Mostly Dead Things
By Kristen Arnett

My sister’s family visited DC from Texas not too long ago. After a very hot morning wandering around Mount Vernon (the historical site, not the neighborhood), John and I took them to Virtue Grain and Feed in Old Town Alexandria for lunch. My sister suggested we check out the bookstore right next to it afterward, and I am SO glad she did!

I discovered three things on that visit. 1. Old Town Books is cute and fun. 2. They have book clubs! Which I decided immediately to join. and 3. They’e hosting an Emerging Writer’s Festival in August (that I knew I HAD to be part of).


I’ve actually been meaning to read more fiction for a while now. I generally gravitate toward nonfiction books, usually history or self help. If I DO read a fiction book, it’s probably a Tamora Pierce novel or historical fiction set around the English Renaissance (Tudor Times are MY JAM), or maybe Jane Austen. I also regularly act in Shakespeare plays, although I’m not sure how much that counts towards reading. But since I’m writing fiction now, I clearly need to read more of it. I wasn’t sure where to start though, which is why I was so happy to learn about Old Town Books’ book club! I figured this was a perfect way to discover new fiction and make new literary friends while also overanalyzing stories (which is one of my favorite things).

My first meeting was this last Saturday!

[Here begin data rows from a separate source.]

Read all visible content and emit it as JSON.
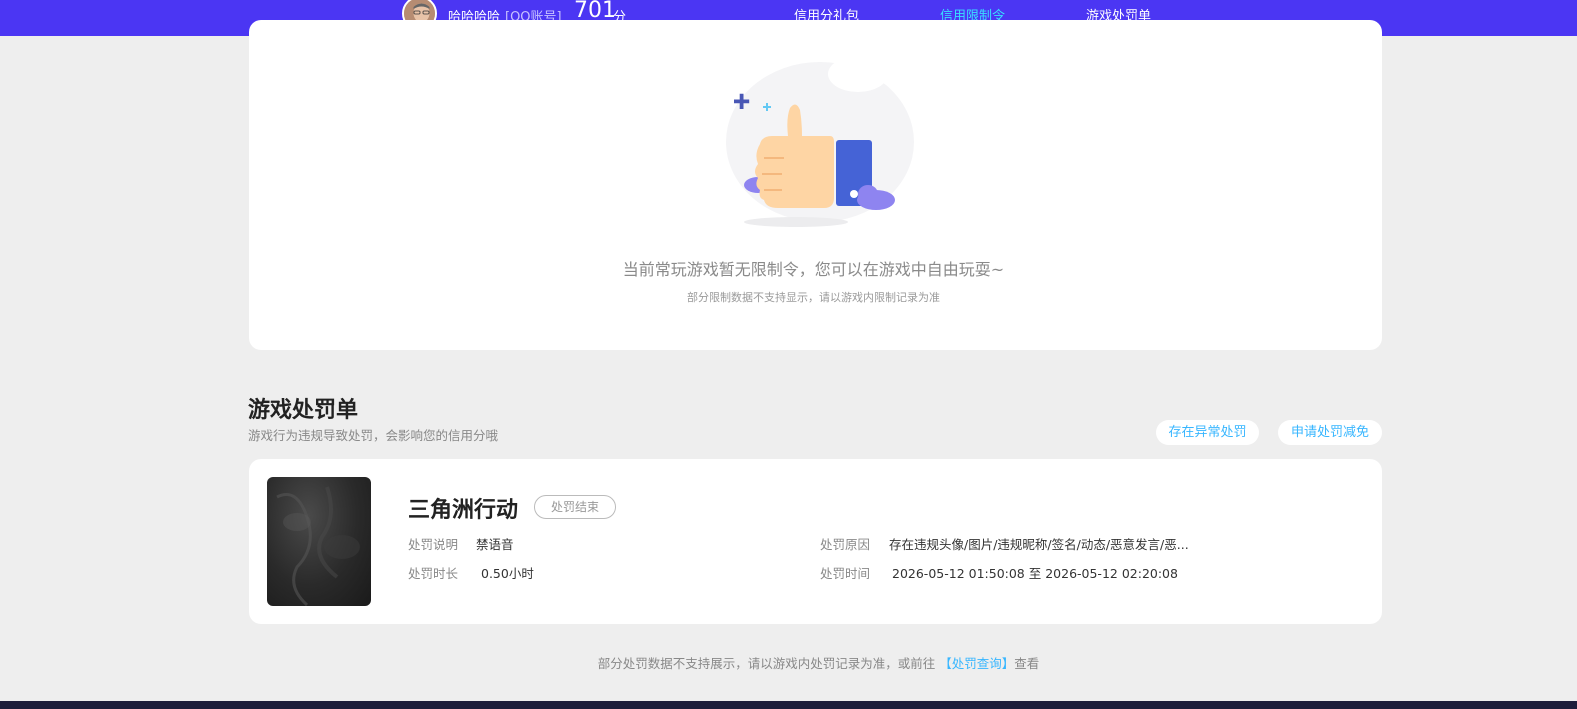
{
  "header": {
    "username": "哈哈哈哈",
    "account_type": "[QQ账号]",
    "score": "701",
    "score_unit": "分",
    "nav": [
      {
        "label": "信用分礼包",
        "active": false
      },
      {
        "label": "信用限制令",
        "active": true
      },
      {
        "label": "游戏处罚单",
        "active": false
      }
    ],
    "accent_color": "#4b36f3",
    "active_color": "#39e0ff"
  },
  "restriction": {
    "empty_title": "当前常玩游戏暂无限制令，您可以在游戏中自由玩耍~",
    "empty_sub": "部分限制数据不支持显示，请以游戏内限制记录为准",
    "illustration_icon": "thumbs-up-icon"
  },
  "penalty": {
    "title": "游戏处罚单",
    "subtitle": "游戏行为违规导致处罚，会影响您的信用分哦",
    "buttons": {
      "abnormal": "存在异常处罚",
      "appeal": "申请处罚减免"
    },
    "items": [
      {
        "game": "三角洲行动",
        "status": "处罚结束",
        "desc_label": "处罚说明",
        "desc_value": "禁语音",
        "duration_label": "处罚时长",
        "duration_value": "0.50小时",
        "reason_label": "处罚原因",
        "reason_value": "存在违规头像/图片/违规昵称/签名/动态/恶意发言/恶...",
        "time_label": "处罚时间",
        "time_value": "2026-05-12 01:50:08 至 2026-05-12 02:20:08"
      }
    ]
  },
  "footer": {
    "note_prefix": "部分处罚数据不支持展示，请以游戏内处罚记录为准，或前往",
    "link_text": "【处罚查询】",
    "note_suffix": "查看"
  }
}
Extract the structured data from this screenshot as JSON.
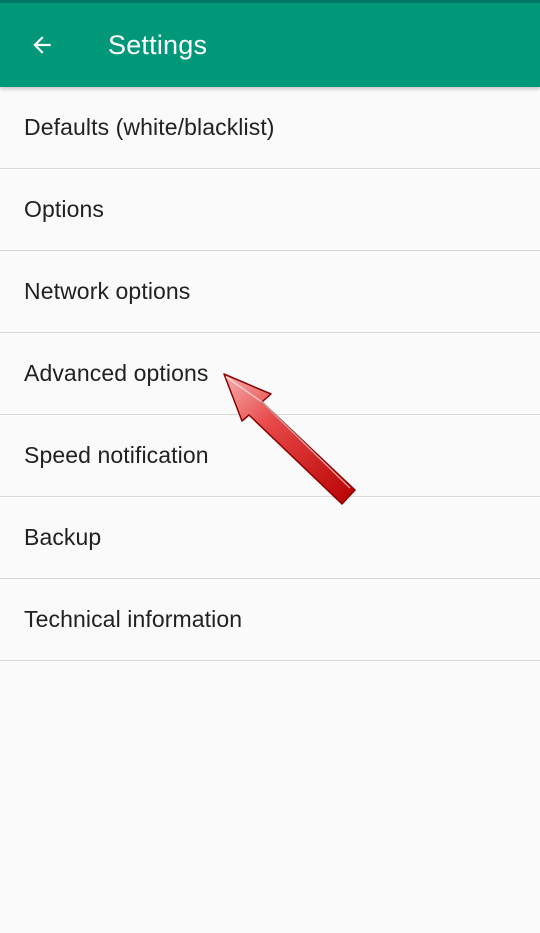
{
  "app_bar": {
    "title": "Settings",
    "back_icon": "arrow-back-icon",
    "background_color": "#009879"
  },
  "settings": {
    "items": [
      {
        "label": "Defaults (white/blacklist)"
      },
      {
        "label": "Options"
      },
      {
        "label": "Network options"
      },
      {
        "label": "Advanced options"
      },
      {
        "label": "Speed notification"
      },
      {
        "label": "Backup"
      },
      {
        "label": "Technical information"
      }
    ]
  },
  "annotation": {
    "icon": "red-pointer-arrow",
    "color": "#e30000"
  }
}
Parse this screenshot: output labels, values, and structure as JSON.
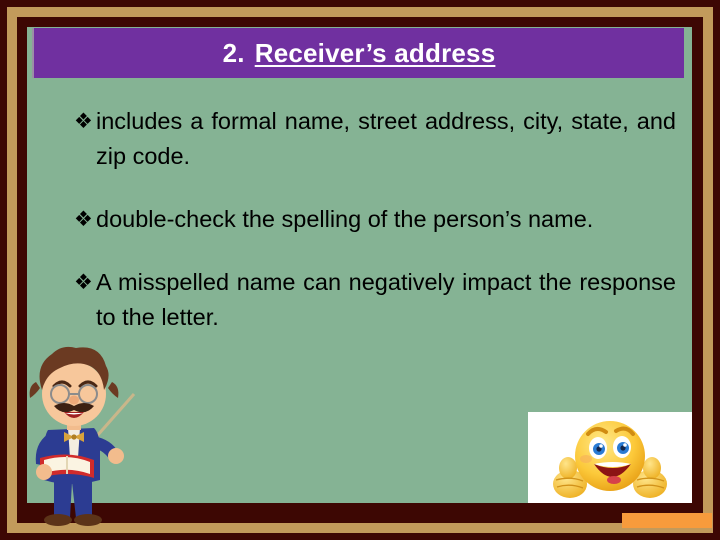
{
  "slide": {
    "title": {
      "number": "2.",
      "text": "Receiver’s address"
    },
    "bullets": [
      {
        "marker": "❖",
        "text": "includes a formal name, street address, city, state, and zip code."
      },
      {
        "marker": "❖",
        "text": "double-check the spelling of the person’s name."
      },
      {
        "marker": "❖",
        "text": "A misspelled name can negatively impact the response to the letter."
      }
    ],
    "images": [
      {
        "name": "professor-teacher-illustration",
        "alt": "Cartoon professor with glasses, mustache, blue suit holding a red book and a pointer"
      },
      {
        "name": "smiley-thumbs-up-image",
        "alt": "Yellow smiley face giving two thumbs up"
      }
    ],
    "colors": {
      "border_outer": "#3D0703",
      "border_frame": "#C29A5B",
      "board": "#85B394",
      "title_band": "#7030A0",
      "title_text": "#FFFFFF",
      "body_text": "#000000",
      "accent_bar": "#F79B3C"
    }
  }
}
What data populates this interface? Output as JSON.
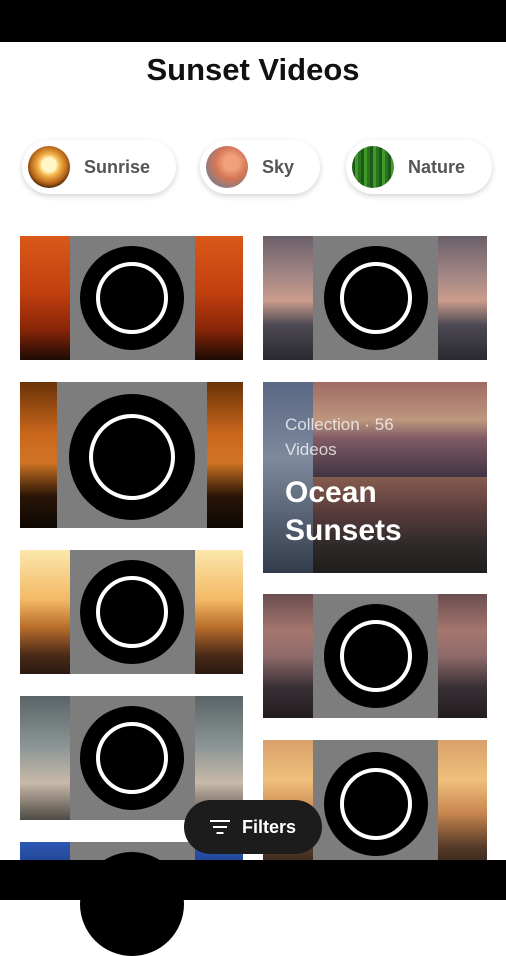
{
  "header": {
    "title": "Sunset Videos"
  },
  "chips": [
    {
      "label": "Sunrise",
      "icon": "sunrise-thumbnail"
    },
    {
      "label": "Sky",
      "icon": "sky-thumbnail"
    },
    {
      "label": "Nature",
      "icon": "nature-thumbnail"
    }
  ],
  "collection": {
    "meta": "Collection · 56 Videos",
    "title": "Ocean Sunsets"
  },
  "fab": {
    "label": "Filters",
    "icon": "filter-icon"
  },
  "colors": {
    "placeholder": "#7d7d7d",
    "play": "#000000",
    "fab": "#1c1c1c"
  }
}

This is the first book club I can actively remember going to, honestly. And it was delightful! We discussed “Mostly Dead Things,” by Kristen Arnett. It’s a wonderfully wacky book about how a family moves on after their paternal figure’s suicide. He was a taxidermist, as is the narrator Jessa-Lyn, and the book explores this craft in a really fascinating, realistic, and occasionally gory way. The narrator’s mother starts to work through her grief by making art in the form of sexually explicit taxidermy scenes, which leads to her meeting an art gallery owner and creating her own full art exhibit. The narrator ends up in a twisty relationship with the gallery owner, Lucinda, and shenanigans continue from there. It’s also a beautiful exploration of the nature of grief and family. It’s a tough read at times, just because it’s so emotional and raw, but I really enjoyed it and I greatly enjoyed talking to other book fans about it. My friend Arielle came along with me and we had a good time!

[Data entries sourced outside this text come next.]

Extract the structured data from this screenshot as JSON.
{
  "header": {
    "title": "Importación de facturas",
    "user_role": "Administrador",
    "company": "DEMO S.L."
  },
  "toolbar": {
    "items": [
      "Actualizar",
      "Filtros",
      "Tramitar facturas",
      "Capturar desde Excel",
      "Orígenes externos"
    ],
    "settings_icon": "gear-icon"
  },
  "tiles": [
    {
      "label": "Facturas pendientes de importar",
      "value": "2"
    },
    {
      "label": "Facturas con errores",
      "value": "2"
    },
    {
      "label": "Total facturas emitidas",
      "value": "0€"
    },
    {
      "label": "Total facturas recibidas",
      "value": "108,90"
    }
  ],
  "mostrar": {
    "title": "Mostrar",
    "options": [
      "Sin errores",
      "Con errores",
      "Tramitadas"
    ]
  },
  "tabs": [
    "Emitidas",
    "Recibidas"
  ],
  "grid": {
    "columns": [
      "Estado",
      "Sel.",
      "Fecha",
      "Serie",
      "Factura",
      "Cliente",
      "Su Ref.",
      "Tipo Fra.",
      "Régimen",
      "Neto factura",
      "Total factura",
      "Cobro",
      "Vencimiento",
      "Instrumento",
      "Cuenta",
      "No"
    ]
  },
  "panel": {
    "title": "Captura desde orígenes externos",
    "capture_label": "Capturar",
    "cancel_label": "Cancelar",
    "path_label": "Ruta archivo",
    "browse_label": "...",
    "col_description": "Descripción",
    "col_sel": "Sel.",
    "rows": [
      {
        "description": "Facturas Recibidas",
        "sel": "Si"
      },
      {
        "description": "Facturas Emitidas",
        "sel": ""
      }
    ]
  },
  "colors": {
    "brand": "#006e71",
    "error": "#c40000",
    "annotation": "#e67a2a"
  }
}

Also there was a dog. A DOG. All bookstores need dogs.


The author Kristen Arnett joined the meeting after a bit and we got to ask her some questions! She had some really thoughtful answers. She also talked about how she fit her writing into her life with her full-time job as a librarian - basically, she committed to writing 1,000 words every day Monday-Friday. She didn’t have to write on the weekend, but if she did, that was cool too. I’ve found this mindset really inspiring and have made a similar commitment in my own life (using the Momentum habit tracking app).*

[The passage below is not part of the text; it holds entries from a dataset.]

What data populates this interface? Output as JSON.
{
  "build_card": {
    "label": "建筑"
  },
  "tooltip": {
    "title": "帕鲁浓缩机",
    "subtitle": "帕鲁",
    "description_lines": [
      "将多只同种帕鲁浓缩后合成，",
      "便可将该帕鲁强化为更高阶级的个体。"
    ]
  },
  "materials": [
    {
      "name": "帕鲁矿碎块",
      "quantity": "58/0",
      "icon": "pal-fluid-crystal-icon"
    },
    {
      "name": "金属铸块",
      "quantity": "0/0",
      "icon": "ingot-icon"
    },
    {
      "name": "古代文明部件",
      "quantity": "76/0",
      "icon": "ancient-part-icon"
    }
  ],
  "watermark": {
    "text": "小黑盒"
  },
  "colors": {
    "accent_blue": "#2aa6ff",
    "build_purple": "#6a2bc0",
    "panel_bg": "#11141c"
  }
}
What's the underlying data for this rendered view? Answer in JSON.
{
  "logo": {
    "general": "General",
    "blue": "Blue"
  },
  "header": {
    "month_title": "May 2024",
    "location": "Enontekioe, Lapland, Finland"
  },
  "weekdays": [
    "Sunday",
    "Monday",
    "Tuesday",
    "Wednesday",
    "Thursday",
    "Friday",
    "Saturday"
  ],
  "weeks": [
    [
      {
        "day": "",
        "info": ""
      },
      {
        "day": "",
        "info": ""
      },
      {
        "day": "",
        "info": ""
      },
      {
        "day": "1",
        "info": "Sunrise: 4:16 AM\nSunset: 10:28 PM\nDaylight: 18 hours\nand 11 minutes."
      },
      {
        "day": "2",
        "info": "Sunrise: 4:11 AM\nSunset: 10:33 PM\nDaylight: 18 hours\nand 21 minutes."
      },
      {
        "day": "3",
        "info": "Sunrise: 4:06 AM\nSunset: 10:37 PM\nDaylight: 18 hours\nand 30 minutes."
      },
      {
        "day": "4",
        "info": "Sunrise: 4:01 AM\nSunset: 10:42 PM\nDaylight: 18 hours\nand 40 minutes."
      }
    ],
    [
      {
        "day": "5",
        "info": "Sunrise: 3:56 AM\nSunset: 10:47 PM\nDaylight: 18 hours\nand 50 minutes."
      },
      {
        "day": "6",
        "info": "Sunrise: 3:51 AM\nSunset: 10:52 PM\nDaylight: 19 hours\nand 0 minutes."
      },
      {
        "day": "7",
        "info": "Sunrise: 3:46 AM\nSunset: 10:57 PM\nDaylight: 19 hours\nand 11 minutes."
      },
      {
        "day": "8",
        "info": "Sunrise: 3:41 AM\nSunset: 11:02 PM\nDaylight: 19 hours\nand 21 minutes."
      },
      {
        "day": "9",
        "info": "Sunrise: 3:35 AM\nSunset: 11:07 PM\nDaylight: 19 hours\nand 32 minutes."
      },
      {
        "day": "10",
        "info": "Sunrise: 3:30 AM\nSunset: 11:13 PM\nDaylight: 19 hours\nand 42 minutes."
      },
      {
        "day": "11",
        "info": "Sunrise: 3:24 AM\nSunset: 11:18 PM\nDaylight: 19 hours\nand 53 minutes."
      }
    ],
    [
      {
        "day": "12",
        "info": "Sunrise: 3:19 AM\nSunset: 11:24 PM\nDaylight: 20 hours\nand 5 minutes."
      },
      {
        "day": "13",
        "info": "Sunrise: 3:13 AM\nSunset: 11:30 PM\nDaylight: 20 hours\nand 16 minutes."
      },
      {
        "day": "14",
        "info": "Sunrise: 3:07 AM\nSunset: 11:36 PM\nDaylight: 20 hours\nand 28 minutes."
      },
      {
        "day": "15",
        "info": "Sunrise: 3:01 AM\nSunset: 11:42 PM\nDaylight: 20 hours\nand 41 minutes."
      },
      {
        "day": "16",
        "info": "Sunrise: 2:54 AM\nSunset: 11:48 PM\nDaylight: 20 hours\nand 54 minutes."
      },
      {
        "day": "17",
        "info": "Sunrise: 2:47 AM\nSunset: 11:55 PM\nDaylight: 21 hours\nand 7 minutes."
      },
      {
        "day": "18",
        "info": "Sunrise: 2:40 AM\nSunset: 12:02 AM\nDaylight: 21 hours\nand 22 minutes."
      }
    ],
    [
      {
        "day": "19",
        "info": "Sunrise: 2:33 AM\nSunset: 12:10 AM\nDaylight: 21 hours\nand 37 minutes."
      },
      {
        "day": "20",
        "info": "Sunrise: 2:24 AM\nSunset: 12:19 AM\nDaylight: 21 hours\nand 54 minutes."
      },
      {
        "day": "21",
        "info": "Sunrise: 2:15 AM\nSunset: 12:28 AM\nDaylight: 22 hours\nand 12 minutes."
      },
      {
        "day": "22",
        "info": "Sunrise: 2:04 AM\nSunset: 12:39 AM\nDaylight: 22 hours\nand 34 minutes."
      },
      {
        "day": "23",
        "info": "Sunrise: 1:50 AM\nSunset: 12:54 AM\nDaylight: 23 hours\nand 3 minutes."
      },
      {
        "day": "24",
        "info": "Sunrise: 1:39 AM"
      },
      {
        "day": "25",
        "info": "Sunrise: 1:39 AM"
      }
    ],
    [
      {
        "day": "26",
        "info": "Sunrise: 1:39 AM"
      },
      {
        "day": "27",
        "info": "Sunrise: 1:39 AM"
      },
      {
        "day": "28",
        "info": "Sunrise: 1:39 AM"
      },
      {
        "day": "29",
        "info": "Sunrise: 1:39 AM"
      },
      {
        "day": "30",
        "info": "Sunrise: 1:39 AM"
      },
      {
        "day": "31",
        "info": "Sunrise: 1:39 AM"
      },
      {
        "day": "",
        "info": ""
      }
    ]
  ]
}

Afterward, Kristen signed books for everyone. She had the coolest way of doing so too - she put hearts into various portions of the title on the title page! I really appreciated the extra effort she put into making the autograph experience more unique and it gives me ideas for the future. :)

I can’t wait for next month’s meeting! I haven’t figured out what the book is yet, but I keep checking their website obsessively and someday I’ll know!

*I previously used the Habitbull habit tracking app, but I switched to Momentum to save money. It’s a very similar set up and only cost $5-6 instead of the $20 per year for Habitbull.